▶ Problem to solve
Note each line in the data below that holds "Jordan", and copy it.

Entries from a dataset of interfaces:
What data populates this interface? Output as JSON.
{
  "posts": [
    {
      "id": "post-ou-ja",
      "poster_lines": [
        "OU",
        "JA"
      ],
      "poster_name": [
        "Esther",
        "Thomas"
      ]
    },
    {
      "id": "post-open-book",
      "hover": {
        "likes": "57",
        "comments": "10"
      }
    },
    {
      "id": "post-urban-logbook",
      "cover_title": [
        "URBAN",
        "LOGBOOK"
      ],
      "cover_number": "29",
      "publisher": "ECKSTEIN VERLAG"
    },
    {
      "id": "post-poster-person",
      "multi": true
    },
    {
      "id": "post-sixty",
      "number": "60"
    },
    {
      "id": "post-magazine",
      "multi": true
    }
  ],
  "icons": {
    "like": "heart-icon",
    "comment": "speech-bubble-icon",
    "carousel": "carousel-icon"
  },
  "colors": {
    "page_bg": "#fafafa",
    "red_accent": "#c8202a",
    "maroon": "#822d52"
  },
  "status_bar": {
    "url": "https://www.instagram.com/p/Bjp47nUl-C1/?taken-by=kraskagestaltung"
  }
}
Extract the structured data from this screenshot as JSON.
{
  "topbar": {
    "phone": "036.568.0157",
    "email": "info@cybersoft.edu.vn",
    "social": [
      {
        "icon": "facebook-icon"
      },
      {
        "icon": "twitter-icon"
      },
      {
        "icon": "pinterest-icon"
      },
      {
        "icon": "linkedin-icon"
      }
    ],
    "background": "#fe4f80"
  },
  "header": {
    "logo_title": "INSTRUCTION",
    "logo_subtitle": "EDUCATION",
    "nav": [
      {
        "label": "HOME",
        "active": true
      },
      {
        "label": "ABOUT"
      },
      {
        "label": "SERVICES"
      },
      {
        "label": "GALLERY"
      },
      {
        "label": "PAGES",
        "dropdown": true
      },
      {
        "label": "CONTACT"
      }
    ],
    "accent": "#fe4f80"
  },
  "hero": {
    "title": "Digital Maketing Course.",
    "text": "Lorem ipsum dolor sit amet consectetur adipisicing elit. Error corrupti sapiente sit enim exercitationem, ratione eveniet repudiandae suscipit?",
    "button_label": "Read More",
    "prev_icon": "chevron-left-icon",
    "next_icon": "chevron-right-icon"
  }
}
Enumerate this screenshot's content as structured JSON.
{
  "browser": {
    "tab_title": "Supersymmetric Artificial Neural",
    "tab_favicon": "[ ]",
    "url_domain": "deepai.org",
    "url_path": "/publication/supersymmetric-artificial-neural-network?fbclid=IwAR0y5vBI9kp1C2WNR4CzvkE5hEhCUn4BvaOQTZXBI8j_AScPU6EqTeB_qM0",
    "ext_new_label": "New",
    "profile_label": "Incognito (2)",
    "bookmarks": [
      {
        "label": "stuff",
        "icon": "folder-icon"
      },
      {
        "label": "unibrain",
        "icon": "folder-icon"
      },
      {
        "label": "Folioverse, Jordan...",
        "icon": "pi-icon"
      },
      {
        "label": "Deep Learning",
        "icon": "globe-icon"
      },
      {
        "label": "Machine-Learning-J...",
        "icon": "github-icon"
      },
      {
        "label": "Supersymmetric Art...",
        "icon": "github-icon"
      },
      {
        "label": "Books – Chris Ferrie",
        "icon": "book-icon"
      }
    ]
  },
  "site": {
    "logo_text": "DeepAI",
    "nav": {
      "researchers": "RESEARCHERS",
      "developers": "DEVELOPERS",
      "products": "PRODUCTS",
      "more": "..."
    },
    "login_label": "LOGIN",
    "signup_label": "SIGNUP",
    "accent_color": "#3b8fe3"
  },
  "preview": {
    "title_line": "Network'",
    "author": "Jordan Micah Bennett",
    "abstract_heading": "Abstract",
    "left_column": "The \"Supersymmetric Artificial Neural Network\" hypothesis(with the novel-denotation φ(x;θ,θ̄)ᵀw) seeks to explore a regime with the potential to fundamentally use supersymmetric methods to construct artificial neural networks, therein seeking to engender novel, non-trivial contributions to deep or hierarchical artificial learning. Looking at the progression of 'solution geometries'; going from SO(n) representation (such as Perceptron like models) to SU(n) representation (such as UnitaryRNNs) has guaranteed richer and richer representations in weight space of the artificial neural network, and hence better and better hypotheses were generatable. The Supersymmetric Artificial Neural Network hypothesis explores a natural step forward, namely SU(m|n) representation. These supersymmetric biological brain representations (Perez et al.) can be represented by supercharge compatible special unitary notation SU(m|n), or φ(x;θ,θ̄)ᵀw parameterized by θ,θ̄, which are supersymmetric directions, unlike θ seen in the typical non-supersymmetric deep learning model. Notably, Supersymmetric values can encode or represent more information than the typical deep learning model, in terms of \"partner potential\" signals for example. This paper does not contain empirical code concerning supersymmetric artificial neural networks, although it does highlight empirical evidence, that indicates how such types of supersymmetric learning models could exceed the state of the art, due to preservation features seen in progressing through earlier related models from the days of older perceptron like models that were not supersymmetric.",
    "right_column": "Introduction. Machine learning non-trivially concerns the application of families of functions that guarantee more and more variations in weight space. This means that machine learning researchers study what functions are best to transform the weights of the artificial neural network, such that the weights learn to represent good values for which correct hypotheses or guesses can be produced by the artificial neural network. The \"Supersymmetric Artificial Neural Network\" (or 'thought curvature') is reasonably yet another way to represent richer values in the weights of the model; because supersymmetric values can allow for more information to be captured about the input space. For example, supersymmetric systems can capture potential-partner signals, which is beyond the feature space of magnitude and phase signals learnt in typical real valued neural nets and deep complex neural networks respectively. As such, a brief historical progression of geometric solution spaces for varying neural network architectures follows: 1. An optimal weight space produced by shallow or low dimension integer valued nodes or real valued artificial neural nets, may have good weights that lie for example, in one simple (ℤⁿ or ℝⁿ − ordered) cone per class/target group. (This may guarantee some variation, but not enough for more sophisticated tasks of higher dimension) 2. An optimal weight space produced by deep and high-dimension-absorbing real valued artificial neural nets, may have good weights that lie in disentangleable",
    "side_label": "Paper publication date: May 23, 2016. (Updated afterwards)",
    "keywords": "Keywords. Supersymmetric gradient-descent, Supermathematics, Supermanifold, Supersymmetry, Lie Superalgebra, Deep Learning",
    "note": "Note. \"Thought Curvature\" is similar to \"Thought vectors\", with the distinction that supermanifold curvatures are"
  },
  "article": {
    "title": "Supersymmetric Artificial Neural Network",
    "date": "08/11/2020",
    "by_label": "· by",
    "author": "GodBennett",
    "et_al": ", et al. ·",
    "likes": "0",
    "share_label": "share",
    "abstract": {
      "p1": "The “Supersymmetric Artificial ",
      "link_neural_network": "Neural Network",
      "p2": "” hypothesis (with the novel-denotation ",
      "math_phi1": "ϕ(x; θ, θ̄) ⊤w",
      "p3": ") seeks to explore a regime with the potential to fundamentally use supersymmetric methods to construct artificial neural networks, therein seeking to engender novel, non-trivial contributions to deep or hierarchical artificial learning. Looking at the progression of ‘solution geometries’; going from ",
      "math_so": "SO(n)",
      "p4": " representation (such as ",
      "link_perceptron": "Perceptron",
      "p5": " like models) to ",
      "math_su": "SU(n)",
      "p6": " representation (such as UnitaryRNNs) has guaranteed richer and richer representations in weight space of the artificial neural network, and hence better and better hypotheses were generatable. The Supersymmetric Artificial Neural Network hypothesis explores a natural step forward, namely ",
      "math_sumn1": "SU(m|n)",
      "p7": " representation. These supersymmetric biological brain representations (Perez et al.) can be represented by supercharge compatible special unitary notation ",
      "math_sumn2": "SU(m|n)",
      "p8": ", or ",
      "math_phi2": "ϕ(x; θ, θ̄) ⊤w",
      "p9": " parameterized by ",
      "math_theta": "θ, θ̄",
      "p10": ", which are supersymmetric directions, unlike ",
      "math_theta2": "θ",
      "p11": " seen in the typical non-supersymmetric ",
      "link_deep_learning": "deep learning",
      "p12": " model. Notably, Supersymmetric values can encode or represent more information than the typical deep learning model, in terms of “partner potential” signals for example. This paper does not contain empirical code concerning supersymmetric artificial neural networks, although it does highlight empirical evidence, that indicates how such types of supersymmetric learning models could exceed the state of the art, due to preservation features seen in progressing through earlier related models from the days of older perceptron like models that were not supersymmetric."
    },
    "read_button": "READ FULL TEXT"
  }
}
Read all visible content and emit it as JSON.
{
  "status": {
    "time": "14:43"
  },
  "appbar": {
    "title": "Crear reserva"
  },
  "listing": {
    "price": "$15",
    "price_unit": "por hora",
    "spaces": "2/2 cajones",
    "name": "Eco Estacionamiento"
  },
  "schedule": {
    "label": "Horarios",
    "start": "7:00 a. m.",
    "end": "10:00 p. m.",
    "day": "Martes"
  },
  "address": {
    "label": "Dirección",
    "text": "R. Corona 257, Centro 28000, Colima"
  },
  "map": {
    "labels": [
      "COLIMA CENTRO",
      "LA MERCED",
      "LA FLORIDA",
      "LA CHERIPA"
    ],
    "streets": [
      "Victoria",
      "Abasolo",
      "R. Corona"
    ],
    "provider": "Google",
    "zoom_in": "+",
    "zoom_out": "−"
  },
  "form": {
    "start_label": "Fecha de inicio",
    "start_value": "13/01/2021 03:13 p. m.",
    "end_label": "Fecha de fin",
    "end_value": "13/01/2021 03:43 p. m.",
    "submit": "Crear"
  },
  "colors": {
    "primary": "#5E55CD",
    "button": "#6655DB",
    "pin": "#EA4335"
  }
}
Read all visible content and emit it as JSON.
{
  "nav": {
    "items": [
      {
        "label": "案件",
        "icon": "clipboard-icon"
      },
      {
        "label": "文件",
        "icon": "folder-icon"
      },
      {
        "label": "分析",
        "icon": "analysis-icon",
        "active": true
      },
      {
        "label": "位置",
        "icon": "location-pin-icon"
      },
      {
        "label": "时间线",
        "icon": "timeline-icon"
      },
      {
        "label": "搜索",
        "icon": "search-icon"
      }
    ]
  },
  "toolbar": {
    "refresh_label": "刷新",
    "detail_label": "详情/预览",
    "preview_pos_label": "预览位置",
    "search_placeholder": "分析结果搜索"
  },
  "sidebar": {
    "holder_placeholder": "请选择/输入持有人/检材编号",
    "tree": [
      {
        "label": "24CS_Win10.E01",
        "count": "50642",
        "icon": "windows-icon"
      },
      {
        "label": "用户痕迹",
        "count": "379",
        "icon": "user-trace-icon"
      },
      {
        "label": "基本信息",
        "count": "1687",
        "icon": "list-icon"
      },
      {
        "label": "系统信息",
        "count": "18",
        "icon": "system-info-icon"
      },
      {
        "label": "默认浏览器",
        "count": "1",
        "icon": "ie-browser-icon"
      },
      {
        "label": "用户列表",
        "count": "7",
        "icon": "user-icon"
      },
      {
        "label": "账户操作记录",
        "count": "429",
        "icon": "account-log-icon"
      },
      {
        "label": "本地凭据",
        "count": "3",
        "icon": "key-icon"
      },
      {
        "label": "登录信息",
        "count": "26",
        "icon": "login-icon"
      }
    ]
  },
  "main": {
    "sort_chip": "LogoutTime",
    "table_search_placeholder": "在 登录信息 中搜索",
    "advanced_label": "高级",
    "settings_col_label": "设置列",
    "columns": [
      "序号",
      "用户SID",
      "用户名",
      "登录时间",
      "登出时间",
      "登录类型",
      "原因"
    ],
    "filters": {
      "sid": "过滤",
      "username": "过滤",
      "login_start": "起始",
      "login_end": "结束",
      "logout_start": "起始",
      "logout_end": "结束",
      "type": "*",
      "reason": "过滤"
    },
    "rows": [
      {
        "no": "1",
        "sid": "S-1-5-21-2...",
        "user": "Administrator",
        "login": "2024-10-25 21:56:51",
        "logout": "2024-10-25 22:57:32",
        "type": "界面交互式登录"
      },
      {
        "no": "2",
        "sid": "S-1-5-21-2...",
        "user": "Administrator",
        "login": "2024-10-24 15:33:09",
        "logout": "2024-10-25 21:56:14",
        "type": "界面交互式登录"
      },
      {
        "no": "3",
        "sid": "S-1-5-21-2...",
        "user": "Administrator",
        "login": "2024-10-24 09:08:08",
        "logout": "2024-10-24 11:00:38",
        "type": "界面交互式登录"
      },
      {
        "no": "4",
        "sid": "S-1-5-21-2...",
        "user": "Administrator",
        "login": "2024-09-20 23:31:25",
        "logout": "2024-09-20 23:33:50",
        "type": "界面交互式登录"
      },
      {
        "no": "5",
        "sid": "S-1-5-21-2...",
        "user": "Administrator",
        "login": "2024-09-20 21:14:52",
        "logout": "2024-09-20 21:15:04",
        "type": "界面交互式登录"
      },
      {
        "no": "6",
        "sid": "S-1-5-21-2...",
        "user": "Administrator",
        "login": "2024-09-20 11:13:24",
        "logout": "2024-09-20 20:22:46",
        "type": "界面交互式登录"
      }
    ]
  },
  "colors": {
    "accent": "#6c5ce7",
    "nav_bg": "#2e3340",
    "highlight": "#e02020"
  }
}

▶ Result for this exercise
        "label": "Folioverse, Jordan...",
    "author": "Jordan Micah Bennett",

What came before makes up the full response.